Zahedi emerged from hiding and an Army officer drove him to the radio station where he spoke to the nation. Mossadegh and other government officials were arrested, and supporters of the coup were placed in command of all units of the Army. Mossadegh was initially imprisoned and then sentenced to three years in prison. He ended up under house arrest at his estate at his estate in the walled village of Ahmadabad west of Teheran. Eventually, he bought the village and grew crops, founded an elementary school, and began a public health project. In March 1967, in his mid-80s and weakened by radium treatments for throat cancer, he died.
In 1958, Roosevelt left the CIA and went to work for Gulf Oil. Roosevelt was able to negotiate for Gulf Oil having access to Iran's oil fields. In 1960 he was named vice-president of Gulf Oil. As a reward for American participation in Iran, Britain gave the United States 60 percent of its holdings in Iran. They were parceled out to Gulf Oil, Standard Oil of New Jersey, Standard Oil of California, Texas Oil, and Socony-Mobil. In addition eight smaller American corporations were given drilling rights in Iran.
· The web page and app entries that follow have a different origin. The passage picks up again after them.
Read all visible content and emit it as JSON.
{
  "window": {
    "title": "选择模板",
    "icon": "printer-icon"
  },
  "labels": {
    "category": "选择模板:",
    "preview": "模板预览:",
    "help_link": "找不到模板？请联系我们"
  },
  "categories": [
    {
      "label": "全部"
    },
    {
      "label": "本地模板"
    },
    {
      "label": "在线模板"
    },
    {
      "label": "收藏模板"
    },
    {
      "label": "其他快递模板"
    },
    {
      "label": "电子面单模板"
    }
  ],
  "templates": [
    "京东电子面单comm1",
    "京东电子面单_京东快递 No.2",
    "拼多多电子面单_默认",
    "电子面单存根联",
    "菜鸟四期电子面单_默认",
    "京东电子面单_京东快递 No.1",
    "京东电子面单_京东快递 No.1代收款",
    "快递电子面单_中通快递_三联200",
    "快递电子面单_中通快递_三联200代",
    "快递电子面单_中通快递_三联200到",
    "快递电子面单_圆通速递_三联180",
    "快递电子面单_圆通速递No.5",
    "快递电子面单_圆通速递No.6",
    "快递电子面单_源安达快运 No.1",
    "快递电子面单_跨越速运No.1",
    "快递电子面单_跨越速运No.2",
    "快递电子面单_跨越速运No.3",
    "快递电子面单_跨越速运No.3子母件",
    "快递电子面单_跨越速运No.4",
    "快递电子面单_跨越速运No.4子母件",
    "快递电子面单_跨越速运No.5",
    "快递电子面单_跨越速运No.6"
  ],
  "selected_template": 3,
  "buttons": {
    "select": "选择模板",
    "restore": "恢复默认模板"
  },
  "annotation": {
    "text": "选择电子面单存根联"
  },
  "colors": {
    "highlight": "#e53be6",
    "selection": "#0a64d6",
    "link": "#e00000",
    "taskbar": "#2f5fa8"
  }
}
Over a period of 25 years, the United States portrayed the Shah as a democratic and humanitarian ally and not as an autocratic and oppressive dictator. The United States sold him billions of dollars of the most sophisticated military weapons and in return purchased billions of dollars of his oil. He was portrayed as a modernizer of a nation and not as an autocratic leader and a plunderer. Until his overthrow in 1979 by Ayatollah Khomeini, Iran had remained one of America's "twin pillars" -- along with Saudi Arabia -- in the Middle East.